It would be nice to think that this atmosphere will remain after the exhibition is gone, and perhaps it will, through the book and the website. Linguistic climate change there still needs to be. The comments that followed Michael Rosen's article clearly indicate this. There is a great deal of mythology still around - for example, the unfounded belief that linguists say that 'anything goes', when it comes to language teaching in class. Readers of this blog with very long memories will recall that this was something John Humphrys said about me. He eventually apologised, in The Spectator, saying that he was only a journalist, and the role of the journalist was to simplify and exaggerate. But such simplifications and exaggerations do a great deal of harm. So, for the record, once again, and hopefully for the last time: I have never said that 'anything goes' when it comes to language. Read my lips. I have never said that 'anything goes' when it comes to language. Nor do I know of any linguist who has said such a thing. The whole point of sociolinguistics, pragmatics, and the other branches of linguistics which study language in use is actually to show that 'anything does not go'. The only people who use the phrase 'anything goes' are prescriptivists desperately trying to justify their prejudices.

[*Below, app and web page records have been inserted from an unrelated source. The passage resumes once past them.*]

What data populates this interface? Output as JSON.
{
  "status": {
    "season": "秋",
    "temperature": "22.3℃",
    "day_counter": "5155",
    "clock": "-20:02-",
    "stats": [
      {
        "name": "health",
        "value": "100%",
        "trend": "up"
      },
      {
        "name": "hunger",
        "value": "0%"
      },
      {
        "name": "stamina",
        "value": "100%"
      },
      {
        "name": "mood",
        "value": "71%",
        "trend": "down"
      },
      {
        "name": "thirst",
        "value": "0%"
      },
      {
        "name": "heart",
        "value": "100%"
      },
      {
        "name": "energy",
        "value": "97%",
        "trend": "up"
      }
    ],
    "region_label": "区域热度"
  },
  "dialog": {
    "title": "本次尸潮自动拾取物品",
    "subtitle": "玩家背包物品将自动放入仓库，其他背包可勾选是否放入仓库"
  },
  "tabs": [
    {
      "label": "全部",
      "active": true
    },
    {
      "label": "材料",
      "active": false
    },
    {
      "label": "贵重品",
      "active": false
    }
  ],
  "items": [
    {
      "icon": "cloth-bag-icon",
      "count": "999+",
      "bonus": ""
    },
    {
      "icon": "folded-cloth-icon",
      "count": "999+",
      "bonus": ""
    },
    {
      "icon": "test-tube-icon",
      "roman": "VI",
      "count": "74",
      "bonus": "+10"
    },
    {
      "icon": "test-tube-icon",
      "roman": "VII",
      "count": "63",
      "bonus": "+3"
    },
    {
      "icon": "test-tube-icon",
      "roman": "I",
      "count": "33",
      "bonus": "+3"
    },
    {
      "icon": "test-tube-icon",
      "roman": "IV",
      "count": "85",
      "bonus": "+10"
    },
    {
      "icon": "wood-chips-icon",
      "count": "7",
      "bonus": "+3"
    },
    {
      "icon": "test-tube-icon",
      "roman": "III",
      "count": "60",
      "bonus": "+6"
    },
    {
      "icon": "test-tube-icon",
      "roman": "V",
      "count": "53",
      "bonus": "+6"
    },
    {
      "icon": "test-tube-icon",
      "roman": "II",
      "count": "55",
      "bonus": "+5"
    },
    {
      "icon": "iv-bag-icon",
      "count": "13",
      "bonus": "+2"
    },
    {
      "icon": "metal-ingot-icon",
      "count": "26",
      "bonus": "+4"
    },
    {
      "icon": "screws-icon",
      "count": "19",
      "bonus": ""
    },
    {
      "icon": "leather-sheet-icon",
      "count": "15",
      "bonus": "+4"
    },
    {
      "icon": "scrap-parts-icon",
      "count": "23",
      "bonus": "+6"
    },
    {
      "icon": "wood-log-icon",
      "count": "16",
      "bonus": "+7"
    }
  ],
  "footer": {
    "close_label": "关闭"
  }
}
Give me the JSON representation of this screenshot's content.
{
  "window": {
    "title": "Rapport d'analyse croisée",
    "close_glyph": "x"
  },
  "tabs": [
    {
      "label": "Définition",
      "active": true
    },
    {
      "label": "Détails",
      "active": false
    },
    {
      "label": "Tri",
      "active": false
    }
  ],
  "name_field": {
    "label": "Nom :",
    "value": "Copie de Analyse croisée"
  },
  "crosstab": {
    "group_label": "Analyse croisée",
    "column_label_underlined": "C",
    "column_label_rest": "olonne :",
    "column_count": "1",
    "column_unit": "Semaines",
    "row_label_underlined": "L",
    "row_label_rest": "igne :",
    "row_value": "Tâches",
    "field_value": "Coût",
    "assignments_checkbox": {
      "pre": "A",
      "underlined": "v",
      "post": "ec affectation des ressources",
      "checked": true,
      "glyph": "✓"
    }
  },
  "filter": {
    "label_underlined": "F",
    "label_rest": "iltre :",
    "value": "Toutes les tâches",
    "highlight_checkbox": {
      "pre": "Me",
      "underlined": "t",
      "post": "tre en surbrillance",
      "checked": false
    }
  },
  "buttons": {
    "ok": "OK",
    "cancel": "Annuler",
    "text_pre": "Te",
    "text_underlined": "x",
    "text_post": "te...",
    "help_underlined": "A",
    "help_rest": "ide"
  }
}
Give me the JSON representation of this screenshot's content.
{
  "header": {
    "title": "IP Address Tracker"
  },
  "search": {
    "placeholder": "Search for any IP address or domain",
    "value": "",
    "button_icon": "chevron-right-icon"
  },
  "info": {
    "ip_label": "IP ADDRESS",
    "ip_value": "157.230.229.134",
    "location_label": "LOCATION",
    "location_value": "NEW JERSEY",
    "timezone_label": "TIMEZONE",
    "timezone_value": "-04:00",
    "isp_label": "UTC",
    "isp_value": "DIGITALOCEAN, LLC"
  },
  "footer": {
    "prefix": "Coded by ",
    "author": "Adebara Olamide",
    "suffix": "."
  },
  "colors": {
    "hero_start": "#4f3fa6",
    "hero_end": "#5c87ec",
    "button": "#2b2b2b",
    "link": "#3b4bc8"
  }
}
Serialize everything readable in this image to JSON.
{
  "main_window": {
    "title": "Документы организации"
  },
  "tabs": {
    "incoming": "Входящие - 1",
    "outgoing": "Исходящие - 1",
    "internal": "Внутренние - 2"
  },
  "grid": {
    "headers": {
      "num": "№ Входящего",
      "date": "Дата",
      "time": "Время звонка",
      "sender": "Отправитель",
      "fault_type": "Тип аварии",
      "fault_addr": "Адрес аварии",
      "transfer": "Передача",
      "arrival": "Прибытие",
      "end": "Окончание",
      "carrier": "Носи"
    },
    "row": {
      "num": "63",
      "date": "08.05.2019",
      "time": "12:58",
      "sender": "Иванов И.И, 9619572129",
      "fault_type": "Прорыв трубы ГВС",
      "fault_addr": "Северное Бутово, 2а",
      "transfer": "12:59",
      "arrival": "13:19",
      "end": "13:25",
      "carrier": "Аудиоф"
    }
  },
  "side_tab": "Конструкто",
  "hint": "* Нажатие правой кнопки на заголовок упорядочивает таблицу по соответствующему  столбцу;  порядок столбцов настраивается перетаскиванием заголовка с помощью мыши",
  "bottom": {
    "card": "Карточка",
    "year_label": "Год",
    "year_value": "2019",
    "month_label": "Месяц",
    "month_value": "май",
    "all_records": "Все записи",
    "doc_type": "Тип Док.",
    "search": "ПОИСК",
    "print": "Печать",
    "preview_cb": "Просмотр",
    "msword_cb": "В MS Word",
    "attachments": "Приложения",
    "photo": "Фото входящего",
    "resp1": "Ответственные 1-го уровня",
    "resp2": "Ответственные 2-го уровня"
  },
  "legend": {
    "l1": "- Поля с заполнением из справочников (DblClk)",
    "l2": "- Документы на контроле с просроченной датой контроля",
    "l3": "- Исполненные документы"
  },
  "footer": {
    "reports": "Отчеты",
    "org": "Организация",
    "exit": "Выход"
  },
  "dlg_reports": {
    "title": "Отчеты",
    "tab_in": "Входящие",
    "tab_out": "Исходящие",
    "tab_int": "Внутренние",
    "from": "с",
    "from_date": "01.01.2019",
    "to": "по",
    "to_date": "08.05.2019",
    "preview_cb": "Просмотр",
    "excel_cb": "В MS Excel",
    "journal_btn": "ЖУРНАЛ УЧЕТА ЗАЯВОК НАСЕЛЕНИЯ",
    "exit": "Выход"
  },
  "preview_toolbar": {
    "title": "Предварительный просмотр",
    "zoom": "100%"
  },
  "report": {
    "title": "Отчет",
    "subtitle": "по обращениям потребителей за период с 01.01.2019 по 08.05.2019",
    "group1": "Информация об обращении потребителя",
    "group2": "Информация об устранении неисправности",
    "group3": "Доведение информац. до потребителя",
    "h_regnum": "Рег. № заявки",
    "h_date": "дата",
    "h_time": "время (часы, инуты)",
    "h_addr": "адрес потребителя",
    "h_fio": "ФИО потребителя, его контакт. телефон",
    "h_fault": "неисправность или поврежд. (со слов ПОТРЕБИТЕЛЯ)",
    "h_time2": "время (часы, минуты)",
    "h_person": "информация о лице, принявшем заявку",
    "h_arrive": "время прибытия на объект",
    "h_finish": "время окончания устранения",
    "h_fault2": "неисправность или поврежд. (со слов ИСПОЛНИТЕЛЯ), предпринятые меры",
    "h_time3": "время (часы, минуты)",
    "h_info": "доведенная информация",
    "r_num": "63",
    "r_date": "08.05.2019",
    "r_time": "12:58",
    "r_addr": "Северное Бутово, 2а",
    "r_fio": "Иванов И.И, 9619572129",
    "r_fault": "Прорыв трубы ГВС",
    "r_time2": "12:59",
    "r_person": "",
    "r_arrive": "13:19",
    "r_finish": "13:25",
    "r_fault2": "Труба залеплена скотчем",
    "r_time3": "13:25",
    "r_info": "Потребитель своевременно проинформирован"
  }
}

If people want to find out about my educational linguistic philosophy they will find it expounded, for example, at the end of The Stories of English and in various chapters of The Fight for English. It can be summarized as follows. It is the role of schools to prepare children for the linguistic demands that society places upon them. This means being competent in Standard English as well as in the nonstandard varieties that form a part of their lives and which they will frequently encounter outside their home environment in modern English literature, in interactions with people from other parts of the English-speaking world, and especially on the internet. They have to know when to spell and punctuate according to educated norms, and when it is permissible not do so. In a word, they have to know how to manage the language - or to be masters of it (as Humpty Dumpty says to Alice in Through the Looking Glass). And, one day, to be champions of it - all of it.